includes appreciating the ramifications of each thing or event for
the various dimensions of reality, knowing and understanding not
merely the proximate goods but the ultimate ones, and seeing the
world in this light."
Now, I would
suggest that time and again, the failure to know the deepest story
or appreciate the ramifications of oneas choices has led to
calamity, tragic misunderstandings, and sometimes bloodshed.
corporate executives who looted their companies stop to think about
the domino-like harm they would bring to employees, shareholders,
and the general public? Are Israelis and Palestinians any longer
trying to understand each otheras story? On the deepest path to
wisdom, we must open our minds to many different perspectives.
It is all too
tempting to associate only with others who share your background,
political philosophy, musical tastes, and major--or to hear, read,
and see speakers, books, and programs that only echo your views.
At Penn, you will
have the precious opportunity to live with and learn from
extraordinary men and women from every conceivable background. Open
your minds, and you will open each otheras eyes.
Take advantage of
your time at Penn to engage with your classmates across the
boundaries of school and discipline.
If youare not a
Penn Engineering student, visit the Weiss Technology Hub and
youall appreciate how much the dramatic advances in technology are
reshaping the way we learn, work, and live.
Get to know the
women and men in the Nursing School who are studying to join the
largest health care profession in the world. As Suzanne Gordon
eloquently writes, nurses "weave a tapestry of care, knowledge,
and trust that is critical to patientsa survival."
Over the next
four years, all of you will take courses and meet classmates from
the College. Use those encounters not only to tap into the
accumulated wisdom of world civilization, as it is embedded in the
liberal arts, but also to understand the deeper stories behind the
people whose lives will be touched by your work.
And if you are
not a member of that academic tribe known as Wharton, recognize that
these women and men must cure todayas corporate ills, work out the
kinks in the global economy, and put your retirement accounts in
better shape than mine.
Everyone at every
school at Penn has one thing in common. Each of you is terrific and
has something special to offer. You are entering a community of
scholars that likes to mix it up. Our extraordinary faculty, our
dedicated staff, and other students will look to you to challenge
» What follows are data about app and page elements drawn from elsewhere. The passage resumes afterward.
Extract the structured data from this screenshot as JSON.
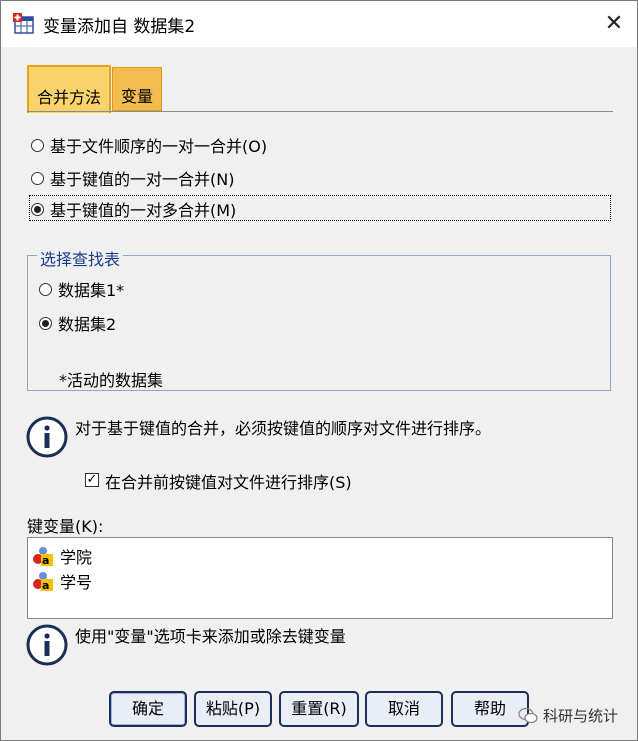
{
  "window": {
    "title": "变量添加自 数据集2",
    "close_label": "✕"
  },
  "tabs": [
    {
      "label": "合并方法",
      "active": true
    },
    {
      "label": "变量",
      "active": false
    }
  ],
  "merge_method": {
    "options": [
      {
        "label": "基于文件顺序的一对一合并(O)",
        "checked": false
      },
      {
        "label": "基于键值的一对一合并(N)",
        "checked": false
      },
      {
        "label": "基于键值的一对多合并(M)",
        "checked": true
      }
    ]
  },
  "lookup": {
    "title": "选择查找表",
    "options": [
      {
        "label": "数据集1*",
        "checked": false
      },
      {
        "label": "数据集2",
        "checked": true
      }
    ],
    "footnote": "*活动的数据集"
  },
  "info1": "对于基于键值的合并，必须按键值的顺序对文件进行排序。",
  "sort_checkbox": {
    "label": "在合并前按键值对文件进行排序(S)",
    "checked": true
  },
  "key_vars": {
    "label": "键变量(K):",
    "items": [
      "学院",
      "学号"
    ]
  },
  "info2": "使用\"变量\"选项卡来添加或除去键变量",
  "buttons": {
    "ok": "确定",
    "paste": "粘贴(P)",
    "reset": "重置(R)",
    "cancel": "取消",
    "help": "帮助"
  },
  "watermark": "科研与统计",
  "colors": {
    "active_tab": "#fbd36b",
    "inactive_tab": "#f2bd4e",
    "group_border": "#8fa8c8",
    "group_title": "#1a3c8c",
    "button_border": "#1a2e5a"
  },
  "icons": {
    "app": "spss-data-icon",
    "info": "info-circle-icon",
    "variable": "nominal-variable-icon"
  }
}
them to keep them on their own wisdom paths.
The stakes could
not be higher. We are undergoing rapid changes in technology, in
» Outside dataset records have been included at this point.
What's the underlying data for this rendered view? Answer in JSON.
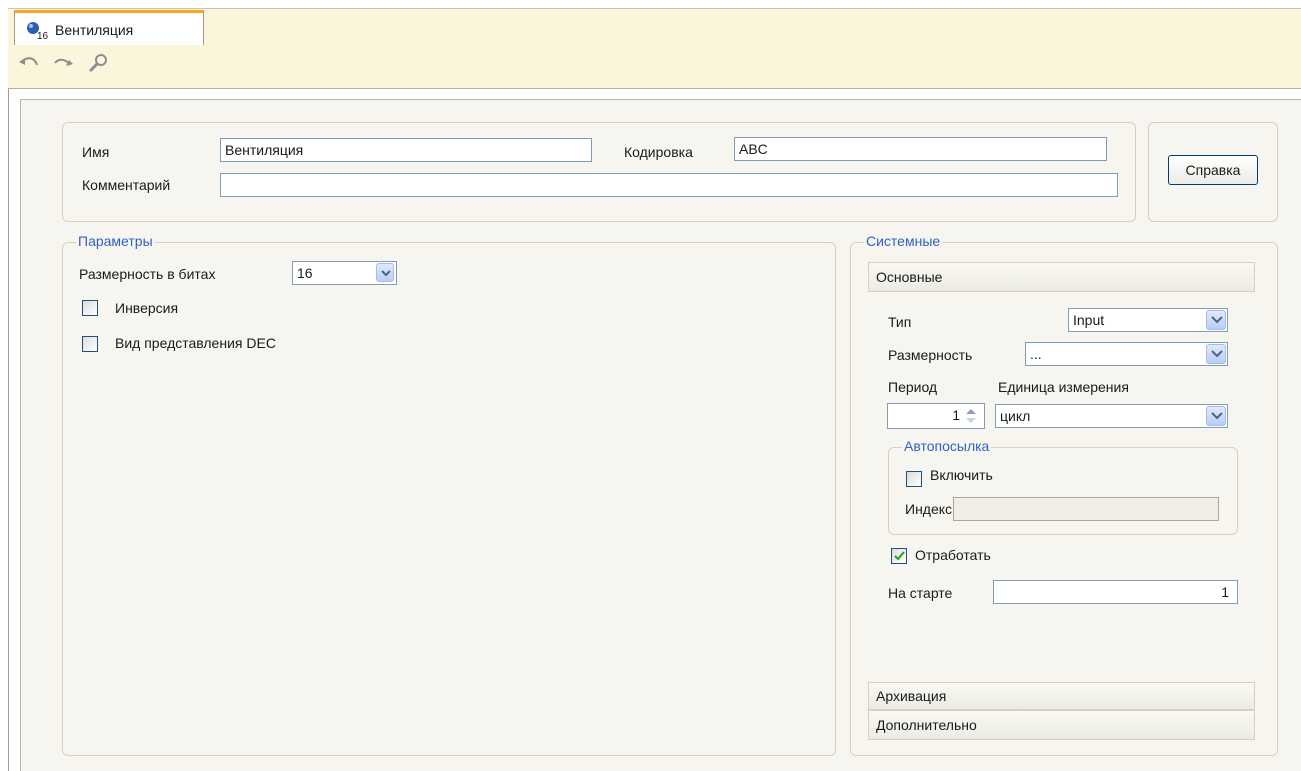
{
  "tab": {
    "title": "Вентиляция",
    "icon": "tag-bullet-icon",
    "badge": "16"
  },
  "toolbar": {
    "undo_icon": "undo-icon",
    "redo_icon": "redo-icon",
    "tool_icon": "wrench-icon"
  },
  "header": {
    "name_label": "Имя",
    "name_value": "Вентиляция",
    "encoding_label": "Кодировка",
    "encoding_value": "ABC",
    "comment_label": "Комментарий",
    "comment_value": "",
    "help_button": "Справка"
  },
  "params": {
    "legend": "Параметры",
    "bits_label": "Размерность в битах",
    "bits_value": "16",
    "inversion_label": "Инверсия",
    "inversion_checked": false,
    "dec_label": "Вид представления DEC",
    "dec_checked": false
  },
  "system": {
    "legend": "Системные",
    "main_section": "Основные",
    "type_label": "Тип",
    "type_value": "Input",
    "dimension_label": "Размерность",
    "dimension_value": "...",
    "period_label": "Период",
    "unit_label": "Единица измерения",
    "period_value": "1",
    "unit_value": "цикл",
    "autosend": {
      "legend": "Автопосылка",
      "enable_label": "Включить",
      "enable_checked": false,
      "index_label": "Индекс",
      "index_value": ""
    },
    "process_label": "Отработать",
    "process_checked": true,
    "start_label": "На старте",
    "start_value": "1",
    "archive_section": "Архивация",
    "extra_section": "Дополнительно"
  },
  "colors": {
    "accent": "#2f62c7",
    "tab_highlight": "#f3a81f",
    "chrome": "#fbf5dc",
    "panel": "#f7f5ef"
  }
}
health care, in world affairs, and in our increasingly unstable
global economy. How all of us think and act over the next four years
could help determine whether we come together to make our
communities and our world freer, safer, and healthier, or whether we
allow things to fall apart.
You are now a
part of our vital center.
Let me conclude
with a brief historical anecdote about our founder: As you know, the
Constitutional Convention was held in this city, and an elderly
Benjamin Franklin lent his own wisdom and calming presence to the
As the convention
was closing, James Madison recorded that Franklin, while gazing
at a painting of a sun on the back of the president's chair, remarked
that painters often had trouble distinguishing between a rising
and setting sun.
Franklin said "I
have often in the course of this session, and the vicissitudes of
my own hopes and fears as to its outcome, looked at that [rendering
of the sun] ... without being able to tell whether the sun was rising
"But now at
length I have the happiness to know that it is indeed a rising
Members of the
Class of 2006 and other new students, I have the confidence to know
that gathered before me is a constellation of rising stars. I have
no doubt that years from now, you will take your place in the
firmament of illustrious Penn alumni who include:
of the Declaration of Independence;
of the Constitution;
Supreme Court justices;
seventy Olympic medallists;
upon thousands of distinguished leaders and scholars throughout
As you chart and
follow your own unique path to all you hope to be and achieve, may
this great University help to guide you toward wisdom in the years
Welcome to Penn.
Almanac, Vol. 49, No. 3, September 10, 2002